The solar industry is often presented with ongoing policy changes, petitions, and tariffs that can impact business and operations. In this article, we’ll offer you a snapshot of some of the most pressing policy issues within the solar world today. Recently, the US Department of Commerce decided to open an investigation into examining solar imports from Thailand, Vietnam, Cambodia, and Malaysia based on a request made by California panel maker Auxin Solar Inc. According to Bloomberg News, some Southeast Asian solar equipment manufacturers have been accused of bypassing tariffs and anti-dumping laws by sending parts of unfinished products to other Asian countries before they are assembled. The tariffs in question date back to 2012. Final tariffs assessed from this investigation can work retroactively to the date of inception under US trade law, according to SEIA.
Renewable energy advocates say that this decision could have a negative impact on the solar industry, ultimately affecting the current administration’s goals for a clean energy future, as the US is heavily reliant on the module supply from these countries. This inquiry could make it more difficult to achieve emissions reduction goals for the future, according to the Solar Energy Industries Association CEO Abigail Ross Hopper, as they are hoping for a much quicker resolution. The department will conduct its investigation by reaching out to solar companies within each of the focused countries for reports regarding the shipment and production of solar cells and modules to the US. Bloomberg News reports that the Department of Commerce will reportedly present preliminary findings in approximately 150 days and a final decision in 300 days.
Solar professionals and customers in Florida are also facing solar industry policy hurdles. The state legislature recently passed House Bill 741, which will phase down the value of net metering. An implication of this bill is that additional fixed charges would be added to solar customer bills. Net metering has made solar energy resources more accessible and affordable for customers by allowing them to generate their own electricity with the ability to sell the energy they don’t use back to the grid. House Bill 741 would make solar energy more expensive and less accessible to the public. When the law takes effect next year, solar customers will experience reductions in net metering rate designs. The bill would allow for fixed charges for grid-connected solar customers in 2026. A recent poll revealed that many Florida constituents want net metering to remain untouched, according to PV Magazine USA. They agreed that utilities should make installing solar easier, not more burdensome. Studies conducted by Lawrence Berkeley National Lab established that the majority of the states that participate in net metering programs have inconsequential costs increases associated with solar energy.
These measures may appear to threaten the booming growth of the solar industry, but renewable energy professionals and advocates remain resilient and proactive.

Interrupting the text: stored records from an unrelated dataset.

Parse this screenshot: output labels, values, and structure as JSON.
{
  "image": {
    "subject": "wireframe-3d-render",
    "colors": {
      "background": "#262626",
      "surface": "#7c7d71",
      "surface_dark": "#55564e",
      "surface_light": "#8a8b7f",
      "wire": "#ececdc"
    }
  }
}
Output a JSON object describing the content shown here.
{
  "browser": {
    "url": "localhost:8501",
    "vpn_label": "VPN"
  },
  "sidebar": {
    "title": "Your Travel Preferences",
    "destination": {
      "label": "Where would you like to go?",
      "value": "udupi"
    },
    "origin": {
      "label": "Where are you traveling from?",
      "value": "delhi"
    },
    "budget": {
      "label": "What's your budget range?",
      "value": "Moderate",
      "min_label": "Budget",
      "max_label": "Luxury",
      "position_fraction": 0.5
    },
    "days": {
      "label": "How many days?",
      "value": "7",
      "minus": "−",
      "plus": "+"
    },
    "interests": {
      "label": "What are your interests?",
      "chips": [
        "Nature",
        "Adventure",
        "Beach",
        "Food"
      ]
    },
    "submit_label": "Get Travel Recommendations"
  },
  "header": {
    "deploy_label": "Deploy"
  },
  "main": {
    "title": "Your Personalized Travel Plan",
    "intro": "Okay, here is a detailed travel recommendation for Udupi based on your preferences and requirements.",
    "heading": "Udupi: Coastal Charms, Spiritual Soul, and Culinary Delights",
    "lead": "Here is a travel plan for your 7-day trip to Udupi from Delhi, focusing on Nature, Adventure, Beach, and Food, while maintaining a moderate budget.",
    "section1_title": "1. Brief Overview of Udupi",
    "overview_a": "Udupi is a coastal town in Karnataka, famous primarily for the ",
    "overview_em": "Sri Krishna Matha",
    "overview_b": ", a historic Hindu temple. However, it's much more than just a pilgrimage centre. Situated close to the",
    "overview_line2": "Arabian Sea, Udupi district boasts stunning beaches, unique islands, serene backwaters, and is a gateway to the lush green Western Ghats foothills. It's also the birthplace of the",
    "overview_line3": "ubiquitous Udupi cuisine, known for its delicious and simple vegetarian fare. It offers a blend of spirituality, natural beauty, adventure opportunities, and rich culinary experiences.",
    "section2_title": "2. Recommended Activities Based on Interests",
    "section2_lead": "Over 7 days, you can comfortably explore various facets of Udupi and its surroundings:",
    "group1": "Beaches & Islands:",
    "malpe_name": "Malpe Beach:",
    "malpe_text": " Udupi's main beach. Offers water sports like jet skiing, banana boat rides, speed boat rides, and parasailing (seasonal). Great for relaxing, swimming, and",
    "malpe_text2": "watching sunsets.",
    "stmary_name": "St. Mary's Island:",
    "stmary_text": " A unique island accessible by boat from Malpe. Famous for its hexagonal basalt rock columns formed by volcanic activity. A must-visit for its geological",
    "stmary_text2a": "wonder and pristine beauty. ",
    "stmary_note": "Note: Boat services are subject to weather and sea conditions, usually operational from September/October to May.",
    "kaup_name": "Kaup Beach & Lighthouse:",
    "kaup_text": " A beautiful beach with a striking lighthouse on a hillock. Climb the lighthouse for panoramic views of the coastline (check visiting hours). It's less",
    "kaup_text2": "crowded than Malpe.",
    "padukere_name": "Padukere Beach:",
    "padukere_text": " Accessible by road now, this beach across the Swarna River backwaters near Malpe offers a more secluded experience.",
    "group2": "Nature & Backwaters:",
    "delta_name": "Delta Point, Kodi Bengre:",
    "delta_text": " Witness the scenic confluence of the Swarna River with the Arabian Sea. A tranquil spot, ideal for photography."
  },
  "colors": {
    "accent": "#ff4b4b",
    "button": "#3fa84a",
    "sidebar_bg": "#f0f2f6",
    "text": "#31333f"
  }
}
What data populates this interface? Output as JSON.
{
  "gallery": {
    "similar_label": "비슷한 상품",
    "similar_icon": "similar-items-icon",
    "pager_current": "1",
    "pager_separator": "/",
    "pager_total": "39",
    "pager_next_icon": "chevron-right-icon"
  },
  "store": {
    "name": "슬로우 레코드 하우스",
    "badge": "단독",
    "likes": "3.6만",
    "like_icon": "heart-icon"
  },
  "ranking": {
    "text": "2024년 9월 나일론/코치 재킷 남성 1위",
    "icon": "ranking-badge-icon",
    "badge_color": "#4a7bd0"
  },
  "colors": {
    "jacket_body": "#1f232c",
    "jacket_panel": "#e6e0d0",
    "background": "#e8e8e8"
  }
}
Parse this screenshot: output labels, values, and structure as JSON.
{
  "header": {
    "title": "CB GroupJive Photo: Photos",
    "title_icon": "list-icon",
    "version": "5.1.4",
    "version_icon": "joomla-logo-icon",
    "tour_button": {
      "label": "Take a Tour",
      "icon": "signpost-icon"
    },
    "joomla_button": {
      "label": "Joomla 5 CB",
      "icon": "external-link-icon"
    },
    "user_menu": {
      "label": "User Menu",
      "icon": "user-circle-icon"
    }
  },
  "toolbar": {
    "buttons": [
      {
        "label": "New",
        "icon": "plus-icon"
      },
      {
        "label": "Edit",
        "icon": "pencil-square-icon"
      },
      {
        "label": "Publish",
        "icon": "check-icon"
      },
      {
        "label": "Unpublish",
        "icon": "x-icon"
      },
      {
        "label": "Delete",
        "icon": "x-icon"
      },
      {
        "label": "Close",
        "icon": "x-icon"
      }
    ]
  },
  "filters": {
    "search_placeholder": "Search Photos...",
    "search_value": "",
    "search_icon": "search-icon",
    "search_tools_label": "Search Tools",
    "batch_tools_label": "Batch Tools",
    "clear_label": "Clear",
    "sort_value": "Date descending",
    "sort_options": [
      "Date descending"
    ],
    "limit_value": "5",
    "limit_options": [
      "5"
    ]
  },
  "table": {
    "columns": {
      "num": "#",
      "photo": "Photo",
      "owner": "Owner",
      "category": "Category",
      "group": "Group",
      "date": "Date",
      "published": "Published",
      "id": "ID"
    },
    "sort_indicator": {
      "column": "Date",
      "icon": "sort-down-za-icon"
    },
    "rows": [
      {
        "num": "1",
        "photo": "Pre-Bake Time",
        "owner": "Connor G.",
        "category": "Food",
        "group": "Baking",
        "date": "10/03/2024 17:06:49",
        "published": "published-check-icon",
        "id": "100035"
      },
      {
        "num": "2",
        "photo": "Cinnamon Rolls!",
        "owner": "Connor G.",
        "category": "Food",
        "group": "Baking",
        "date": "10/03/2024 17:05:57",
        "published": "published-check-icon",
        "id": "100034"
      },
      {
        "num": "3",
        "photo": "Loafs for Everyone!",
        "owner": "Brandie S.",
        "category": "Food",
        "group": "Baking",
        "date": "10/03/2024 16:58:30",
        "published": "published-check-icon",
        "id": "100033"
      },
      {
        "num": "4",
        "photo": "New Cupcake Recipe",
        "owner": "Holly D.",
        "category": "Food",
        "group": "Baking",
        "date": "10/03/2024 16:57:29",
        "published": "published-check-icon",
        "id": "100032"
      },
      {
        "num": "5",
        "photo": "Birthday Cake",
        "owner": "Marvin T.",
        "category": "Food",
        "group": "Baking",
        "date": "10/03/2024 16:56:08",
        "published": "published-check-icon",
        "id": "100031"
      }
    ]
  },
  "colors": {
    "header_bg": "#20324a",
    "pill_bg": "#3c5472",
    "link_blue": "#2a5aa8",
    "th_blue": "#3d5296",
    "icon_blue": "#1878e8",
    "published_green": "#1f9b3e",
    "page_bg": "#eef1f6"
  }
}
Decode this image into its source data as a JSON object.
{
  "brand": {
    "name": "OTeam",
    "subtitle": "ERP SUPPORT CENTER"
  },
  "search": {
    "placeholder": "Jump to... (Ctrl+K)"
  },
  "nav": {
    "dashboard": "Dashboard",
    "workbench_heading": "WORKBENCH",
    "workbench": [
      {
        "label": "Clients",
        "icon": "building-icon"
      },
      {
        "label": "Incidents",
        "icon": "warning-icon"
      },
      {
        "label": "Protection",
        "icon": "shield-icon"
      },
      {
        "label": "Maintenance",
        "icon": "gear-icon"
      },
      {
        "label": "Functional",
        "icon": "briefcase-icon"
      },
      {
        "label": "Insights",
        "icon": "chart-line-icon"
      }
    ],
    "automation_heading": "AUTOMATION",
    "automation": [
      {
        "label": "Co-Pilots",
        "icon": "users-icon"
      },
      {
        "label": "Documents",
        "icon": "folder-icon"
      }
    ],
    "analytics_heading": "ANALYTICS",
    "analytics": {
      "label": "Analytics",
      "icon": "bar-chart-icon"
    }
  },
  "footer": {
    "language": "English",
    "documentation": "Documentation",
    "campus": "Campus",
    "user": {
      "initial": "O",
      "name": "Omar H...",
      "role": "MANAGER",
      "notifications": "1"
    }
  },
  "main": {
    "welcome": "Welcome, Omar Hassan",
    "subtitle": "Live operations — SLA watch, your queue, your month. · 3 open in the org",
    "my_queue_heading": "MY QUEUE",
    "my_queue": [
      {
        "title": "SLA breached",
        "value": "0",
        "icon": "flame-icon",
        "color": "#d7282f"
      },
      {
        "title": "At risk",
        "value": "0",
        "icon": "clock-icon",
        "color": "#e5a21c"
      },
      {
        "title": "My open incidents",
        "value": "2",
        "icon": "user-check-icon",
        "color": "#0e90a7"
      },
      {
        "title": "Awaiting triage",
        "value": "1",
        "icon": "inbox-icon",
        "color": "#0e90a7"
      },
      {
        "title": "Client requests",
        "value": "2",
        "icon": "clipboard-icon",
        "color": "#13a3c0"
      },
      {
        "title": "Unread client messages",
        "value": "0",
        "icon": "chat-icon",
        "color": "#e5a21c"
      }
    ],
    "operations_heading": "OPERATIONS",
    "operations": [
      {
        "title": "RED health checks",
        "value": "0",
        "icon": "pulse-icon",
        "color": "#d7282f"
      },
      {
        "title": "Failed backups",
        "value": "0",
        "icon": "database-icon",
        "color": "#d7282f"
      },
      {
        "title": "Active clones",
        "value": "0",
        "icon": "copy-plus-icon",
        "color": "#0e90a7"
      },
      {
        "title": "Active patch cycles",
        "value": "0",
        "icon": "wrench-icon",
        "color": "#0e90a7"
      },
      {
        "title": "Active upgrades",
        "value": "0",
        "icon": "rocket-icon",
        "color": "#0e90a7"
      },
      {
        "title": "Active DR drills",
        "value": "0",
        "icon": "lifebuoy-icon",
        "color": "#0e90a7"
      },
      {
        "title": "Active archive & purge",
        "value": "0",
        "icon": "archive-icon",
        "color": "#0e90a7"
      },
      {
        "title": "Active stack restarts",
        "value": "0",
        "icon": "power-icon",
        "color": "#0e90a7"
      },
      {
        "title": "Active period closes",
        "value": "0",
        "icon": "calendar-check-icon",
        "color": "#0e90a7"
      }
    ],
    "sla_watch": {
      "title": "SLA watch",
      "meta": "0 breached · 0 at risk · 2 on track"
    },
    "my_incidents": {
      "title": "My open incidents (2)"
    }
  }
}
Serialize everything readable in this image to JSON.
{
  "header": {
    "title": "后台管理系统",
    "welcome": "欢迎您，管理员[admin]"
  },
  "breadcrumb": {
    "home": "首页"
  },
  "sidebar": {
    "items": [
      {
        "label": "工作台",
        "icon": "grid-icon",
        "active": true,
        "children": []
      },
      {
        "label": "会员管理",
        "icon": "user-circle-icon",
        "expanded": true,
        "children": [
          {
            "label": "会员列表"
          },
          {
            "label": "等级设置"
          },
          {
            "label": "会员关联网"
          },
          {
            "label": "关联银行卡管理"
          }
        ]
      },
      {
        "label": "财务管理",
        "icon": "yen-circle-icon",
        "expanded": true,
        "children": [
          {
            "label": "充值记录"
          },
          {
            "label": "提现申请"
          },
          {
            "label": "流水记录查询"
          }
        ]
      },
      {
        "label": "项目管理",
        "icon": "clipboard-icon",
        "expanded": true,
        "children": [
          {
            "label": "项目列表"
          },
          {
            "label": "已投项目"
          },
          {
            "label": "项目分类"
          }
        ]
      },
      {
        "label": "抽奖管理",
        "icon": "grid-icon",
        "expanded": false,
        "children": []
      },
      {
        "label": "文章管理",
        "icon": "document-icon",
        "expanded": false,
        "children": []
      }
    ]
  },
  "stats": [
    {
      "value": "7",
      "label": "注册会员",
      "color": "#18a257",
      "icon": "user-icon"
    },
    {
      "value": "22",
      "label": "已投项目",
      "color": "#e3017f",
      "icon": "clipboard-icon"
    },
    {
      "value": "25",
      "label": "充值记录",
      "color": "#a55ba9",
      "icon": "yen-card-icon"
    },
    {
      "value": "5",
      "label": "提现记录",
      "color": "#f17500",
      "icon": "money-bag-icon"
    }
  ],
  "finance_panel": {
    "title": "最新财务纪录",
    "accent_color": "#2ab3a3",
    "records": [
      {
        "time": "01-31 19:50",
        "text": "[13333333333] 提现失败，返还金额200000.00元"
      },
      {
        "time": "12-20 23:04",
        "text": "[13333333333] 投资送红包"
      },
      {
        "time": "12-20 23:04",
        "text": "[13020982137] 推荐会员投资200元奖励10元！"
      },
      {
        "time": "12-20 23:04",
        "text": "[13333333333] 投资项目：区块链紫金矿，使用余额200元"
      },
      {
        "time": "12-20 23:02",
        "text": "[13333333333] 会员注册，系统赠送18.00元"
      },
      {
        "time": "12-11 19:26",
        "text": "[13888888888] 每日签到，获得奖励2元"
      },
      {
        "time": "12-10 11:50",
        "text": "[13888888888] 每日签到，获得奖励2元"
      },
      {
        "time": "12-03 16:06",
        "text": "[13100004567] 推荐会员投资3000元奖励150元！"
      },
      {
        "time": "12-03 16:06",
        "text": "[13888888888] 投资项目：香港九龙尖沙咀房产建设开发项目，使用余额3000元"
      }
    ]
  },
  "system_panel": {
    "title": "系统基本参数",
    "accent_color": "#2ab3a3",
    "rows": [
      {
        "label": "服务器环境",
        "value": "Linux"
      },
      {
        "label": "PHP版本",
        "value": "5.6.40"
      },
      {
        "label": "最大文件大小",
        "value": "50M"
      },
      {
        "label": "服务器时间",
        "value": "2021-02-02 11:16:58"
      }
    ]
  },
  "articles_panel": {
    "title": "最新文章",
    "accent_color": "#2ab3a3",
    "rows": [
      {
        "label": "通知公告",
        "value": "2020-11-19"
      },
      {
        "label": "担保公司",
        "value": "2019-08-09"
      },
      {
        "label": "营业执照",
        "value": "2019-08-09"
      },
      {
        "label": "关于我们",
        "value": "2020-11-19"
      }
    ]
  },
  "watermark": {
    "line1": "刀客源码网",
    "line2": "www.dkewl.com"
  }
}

More than 100 solar manufacturers recently sent a letter to members of the Biden administration encouraging lasting clean energy tax incentives in reconciliation legislation. Ongoing debates about current geopolitical issues have suggested an opportunity for Congress to support clean energy production in the US. In the letter, the signatories state that “The United States has the tools and natural resources to manufacture the equipment needed to produce energy and meet the nation’s carbon reduction commitments.” This could eventually help advance domestic solar production and manufacturing. President and CEO of the SEIA Abigail Ross Hopper said, “The clean energy deployment and manufacturing incentives being considered by Congress are the blueprint to solving our energy security issues and would drive historic growth in domestic manufacturing and production. Manufacturers need policy certainty to make these capital investments.” Needless to say, regardless of the hits the solar industry is taking right now, the future is hopeful and in the hands of powerful proponents across the country. At Greentech Renewables, our representatives are knowledgeable and insightful in all matters solar-related. Start a conversation with your local rep today!
I recently lost my net metering agreement. I knew it was a sweetheart deal from the start and expected this to happen. Why would a utility company agree to no connect fees for a customer who will use very little power? They are entitled to a fair return on investment. The utilities should be able to collect a connect fee and pay fair market value for the power they buy. A fair market value is the wholesale price at the time of purchase. In the Texas market Ercot determines the market price by location and time of day. MP2 Energy is the only company that I have found that buys excess solar with these terms. All the others will not pay for more solar power than what is taken from the grid or want to stop paying for solar power if you produce more than you buy. The net metering agreements have lead me to make a poor investment that is not applicable to the market. Grid dependent inverters are cheaper but only useful for net metering agreements. When the 3,000 acre solar plant five miles from my house starts up I doubt peak noon production will be worth much.